I’ve always loved mending clothes, smoothing out frays and tears. How satisfying to rescue a favorite article of clothing from waste and restore it to full use.

And then there’s mending as a subversive activity, not to be overlooked. I used to bring a pile to the dull weekly staff meetings at school. Other teachers wistfully watched me salvage wasted time as the principal droned. But then he caught on and banned “hand work.” I still mended on my own time. It calmed me.

One restless Friday afternoon in my middle school classroom, I wracked my brain for some activity to get us through to dismissal time. My students were mostly boys — squirrelly, easily bored. But they’d enjoyed learning some unusual skills — tying a Windsor knot, patching a bike tire.

They swarmed back into the room after lunch, a raggedy bunch in worn jeans and holey sweatshirts. Inspiration! In my desk, I kept some of those little sewing kits you pick up in hotels and save for a sartorial emergency. Gathering the boys, I announced they were going to learn how to mend. They had no idea what I meant.


I turned to Kevin: what would happen to his beloved red jeans when the holes got so big his mom couldn’t stand it any longer. He replied sadly, “She’ll throw them away.”

My opening!

It was as if I were teaching them magic. After the colossal challenge of threading the needle, they were off. Their techniques were non-standard, often ingenious, but they mastered the basics — pull the edges of a hole together, fill in the empty space. Heads were bent over the cloth and a rapt hush filled the room for two hours. They didn’t even want to stop when 3:00 rolled around.

To rescue the irremediable. To make the ugly beautiful. That held them, and hooked them. They took home their tiny sewing kits as if they were wreaths of laurel.

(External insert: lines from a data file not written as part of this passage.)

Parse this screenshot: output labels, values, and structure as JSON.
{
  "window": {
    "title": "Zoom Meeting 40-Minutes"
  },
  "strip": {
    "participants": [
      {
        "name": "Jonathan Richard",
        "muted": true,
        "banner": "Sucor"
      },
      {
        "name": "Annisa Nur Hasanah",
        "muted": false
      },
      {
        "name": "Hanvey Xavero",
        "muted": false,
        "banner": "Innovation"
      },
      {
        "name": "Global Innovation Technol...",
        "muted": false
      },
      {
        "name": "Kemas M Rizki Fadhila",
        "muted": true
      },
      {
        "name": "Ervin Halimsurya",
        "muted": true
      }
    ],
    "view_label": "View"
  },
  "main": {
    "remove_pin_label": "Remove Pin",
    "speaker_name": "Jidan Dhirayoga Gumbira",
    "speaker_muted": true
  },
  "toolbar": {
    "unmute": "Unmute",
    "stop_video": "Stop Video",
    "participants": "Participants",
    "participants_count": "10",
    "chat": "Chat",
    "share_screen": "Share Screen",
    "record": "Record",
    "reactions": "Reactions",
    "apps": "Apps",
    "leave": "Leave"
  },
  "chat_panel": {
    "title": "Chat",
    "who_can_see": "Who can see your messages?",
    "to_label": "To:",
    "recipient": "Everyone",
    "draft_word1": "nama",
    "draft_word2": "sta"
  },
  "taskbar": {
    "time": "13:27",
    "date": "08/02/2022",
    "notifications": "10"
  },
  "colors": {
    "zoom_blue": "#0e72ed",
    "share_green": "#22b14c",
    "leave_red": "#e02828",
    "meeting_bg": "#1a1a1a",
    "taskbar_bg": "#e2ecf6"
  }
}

With a Perspective, this is Marilyn Englander.

Marilyn Englander is a North Bay educator.